(Mt. Massive as seen from the shores of Turquoise Lake)
It rained here briefly yesterday evening, as I was snugly burrowed into my sleeping bag, nose in a book (David Foster Wallace's mammoth opus, Infinite Jest), dry, courtesy of the fiberglass shell a foot above my head. I thought nothing of the quick (but shockingly violent, as most high mountain weather cells are) shower, but as I strided comfortably shirtless down my narrow dirt path this morning I was mildly surprised to see a fresh dusting of snow above tree-line on the Sawatch and Mosquito Ranges, shimmering in the morning sun.
(Padding around Turquoise Lake, mile 94, LT100 '06)
I remember a camping trip that my family took to the Canadian Rockies in 1995, my first summer of running. Doing loops around the campgrounds in the evenings, I couldn't figure out why I was never able to achieve the same feelings of relaxation and comfort that I could while running at home in Nebraska. It wasn't until later that I learned of the effects of altitude on aerobic performance. Nevertheless, it was trips like that--hiking to alpine, glacial lakes, sitting around campfires at night--that unconsciously provided the impetus for me to permanently gravitate towards the higher elevations as an adult.
Of all the towns that I've been to, in my mind Leadville's geography is only rivaled by Silverton or Ouray in it's ability to provide inspiration and instant access to the contiguous U.S.'s highest mountains. And I would argue that Leadville has the single best 360 degree skyline with the towering Sawatch Range to the west, the Continental Divide wrapping around to the north, and the 13-14,000' ridge of the Mosquito Range directly to the east.
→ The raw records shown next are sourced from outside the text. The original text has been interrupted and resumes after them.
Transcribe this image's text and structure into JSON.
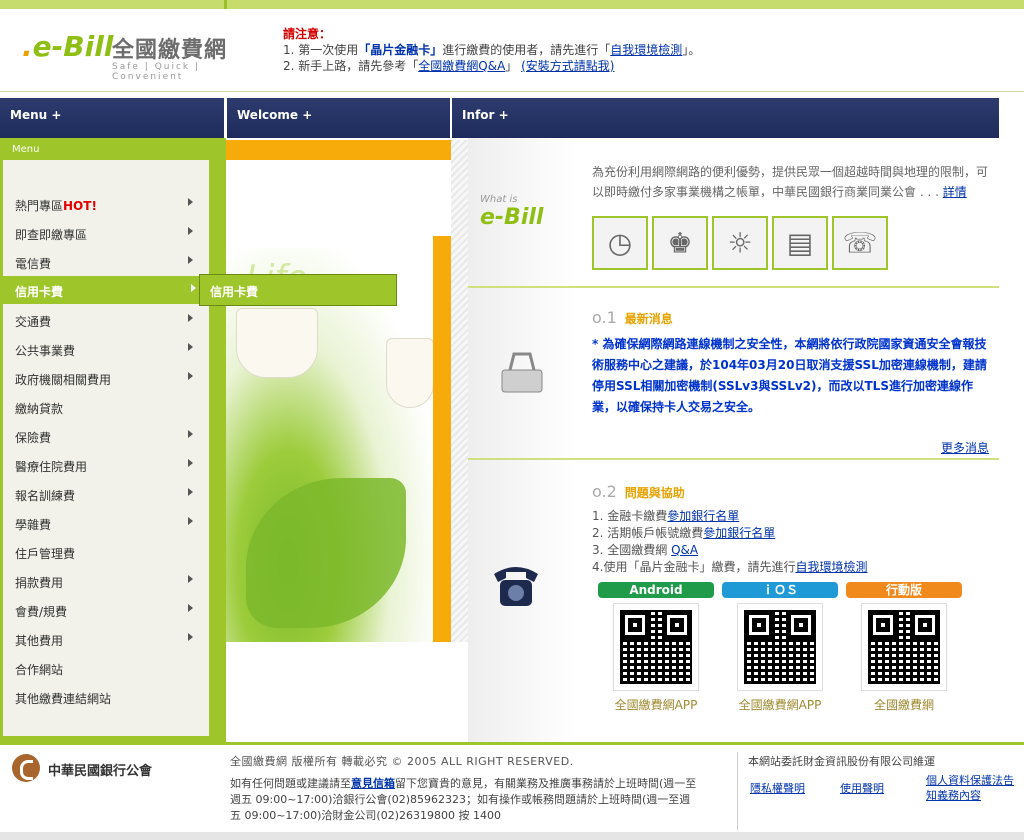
{
  "brand": {
    "logo_text": "e-Bill",
    "name": "全國繳費網",
    "slogan": "Safe | Quick | Convenient"
  },
  "notice": {
    "title": "請注意：",
    "line1_prefix": "1. 第一次使用",
    "line1_highlight": "「晶片金融卡」",
    "line1_mid": "進行繳費的使用者，請先進行「",
    "line1_link": "自我環境檢測",
    "line1_suffix": "」。",
    "line2_prefix": "2. 新手上路，請先參考「",
    "line2_link1": "全國繳費網Q&A",
    "line2_mid": "」",
    "line2_link2": "(安裝方式請點我)"
  },
  "tabs": {
    "menu": "Menu +",
    "welcome": "Welcome +",
    "infor": "Infor +"
  },
  "menu": {
    "header": "Menu",
    "items": [
      {
        "label": "熱門專區",
        "hot": "HOT!",
        "arrow": true
      },
      {
        "label": "即查即繳專區",
        "arrow": true
      },
      {
        "label": "電信費",
        "arrow": true
      },
      {
        "label": "信用卡費",
        "arrow": true,
        "active": true
      },
      {
        "label": "交通費",
        "arrow": true
      },
      {
        "label": "公共事業費",
        "arrow": true
      },
      {
        "label": "政府機關相關費用",
        "arrow": true
      },
      {
        "label": "繳納貸款",
        "arrow": false
      },
      {
        "label": "保險費",
        "arrow": true
      },
      {
        "label": "醫療住院費用",
        "arrow": true
      },
      {
        "label": "報名訓練費",
        "arrow": true
      },
      {
        "label": "學雜費",
        "arrow": true
      },
      {
        "label": "住戶管理費",
        "arrow": false
      },
      {
        "label": "捐款費用",
        "arrow": true
      },
      {
        "label": "會費/規費",
        "arrow": true
      },
      {
        "label": "其他費用",
        "arrow": true
      },
      {
        "label": "合作網站",
        "arrow": false
      },
      {
        "label": "其他繳費連結網站",
        "arrow": false
      }
    ],
    "submenu_label": "信用卡費"
  },
  "welcome": {
    "deco_text": "Life"
  },
  "info": {
    "whatis_small": "What is",
    "whatis_big": "e-Bill",
    "intro": "為充份利用網際網路的便利優勢，提供民眾一個超越時間與地理的限制，可以即時繳付多家事業機構之帳單，中華民國銀行商業同業公會 . . .",
    "intro_link": "詳情",
    "thumb_icons": [
      "clock-icon",
      "faucet-icon",
      "lightbulb-icon",
      "card-reader-icon",
      "phone-icon"
    ],
    "news": {
      "num": "o.1",
      "title": "最新消息",
      "text": "* 為確保網際網路連線機制之安全性，本網將依行政院國家資通安全會報技術服務中心之建議，於104年03月20日取消支援SSL加密連線機制，建請停用SSL相關加密機制(SSLv3與SSLv2)，而改以TLS進行加密連線作業，以確保持卡人交易之安全。",
      "more": "更多消息"
    },
    "help": {
      "num": "o.2",
      "title": "問題與協助",
      "line1_text": "1. 金融卡繳費",
      "line1_link": "參加銀行名單",
      "line2_text": "2. 活期帳戶帳號繳費",
      "line2_link": "參加銀行名單",
      "line3_text": "3. 全國繳費網 ",
      "line3_link": "Q&A",
      "line4_text": "4.使用「晶片金融卡」繳費，請先進行",
      "line4_link": "自我環境檢測"
    },
    "apps": [
      {
        "label": "Android",
        "color": "#1f9b4a",
        "caption": "全國繳費網APP"
      },
      {
        "label": "ｉＯＳ",
        "color": "#1f9ad6",
        "caption": "全國繳費網APP"
      },
      {
        "label": "行動版",
        "color": "#f08a1c",
        "caption": "全國繳費網"
      }
    ]
  },
  "footer": {
    "org_name": "中華民國銀行公會",
    "copyright": "全國繳費網 版權所有 轉載必究 © 2005 ALL RIGHT RESERVED.",
    "contact_prefix": "如有任何問題或建議請至",
    "contact_link": "意見信箱",
    "contact_text": "留下您寶貴的意見，有關業務及推廣事務請於上班時間(週一至週五 09:00~17:00)洽銀行公會(02)85962323；如有操作或帳務問題請於上班時間(週一至週五 09:00~17:00)洽財金公司(02)26319800 按 1400",
    "maintainer": "本網站委託財金資訊股份有限公司維運",
    "privacy": "隱私權聲明",
    "terms": "使用聲明",
    "personal_data": "個人資料保護法告知義務內容"
  }
}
Leadville sits so high, and the peaks of the two highest mountains in Colorado--Elbert and Massive--are so imposing, that it's easy to forget that the bump of Mt. Sherman right behind town crests 14,000' as well. I am grateful to be here.